**Exercise requirements**
Give back each line of the listing below that contains the string "JSON".

**Data section**
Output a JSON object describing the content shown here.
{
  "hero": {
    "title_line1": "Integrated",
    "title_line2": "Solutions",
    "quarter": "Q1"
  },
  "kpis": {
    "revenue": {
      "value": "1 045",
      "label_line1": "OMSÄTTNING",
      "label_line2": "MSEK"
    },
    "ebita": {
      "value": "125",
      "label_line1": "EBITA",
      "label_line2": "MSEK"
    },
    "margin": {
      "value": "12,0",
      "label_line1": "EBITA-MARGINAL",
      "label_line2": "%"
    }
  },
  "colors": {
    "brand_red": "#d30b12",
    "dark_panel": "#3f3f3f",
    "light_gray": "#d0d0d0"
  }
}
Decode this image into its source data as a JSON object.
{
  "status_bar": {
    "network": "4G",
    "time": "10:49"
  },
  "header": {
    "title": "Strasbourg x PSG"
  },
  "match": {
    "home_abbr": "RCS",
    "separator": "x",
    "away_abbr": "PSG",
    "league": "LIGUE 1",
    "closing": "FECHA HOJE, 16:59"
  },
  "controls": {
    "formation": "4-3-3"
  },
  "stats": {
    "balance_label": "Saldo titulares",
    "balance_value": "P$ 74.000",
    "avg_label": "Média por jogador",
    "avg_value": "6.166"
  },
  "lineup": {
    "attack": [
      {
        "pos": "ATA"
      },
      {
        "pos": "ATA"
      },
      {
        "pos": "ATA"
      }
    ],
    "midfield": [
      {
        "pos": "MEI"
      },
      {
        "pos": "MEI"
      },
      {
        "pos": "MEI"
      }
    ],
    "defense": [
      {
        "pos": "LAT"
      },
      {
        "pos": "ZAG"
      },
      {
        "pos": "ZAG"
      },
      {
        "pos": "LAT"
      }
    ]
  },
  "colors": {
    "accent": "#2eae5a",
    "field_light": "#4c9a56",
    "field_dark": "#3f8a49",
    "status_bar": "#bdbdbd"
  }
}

**Written solution**
Output a JSON object describing the content shown here.
Decode this image into its source data as a JSON object.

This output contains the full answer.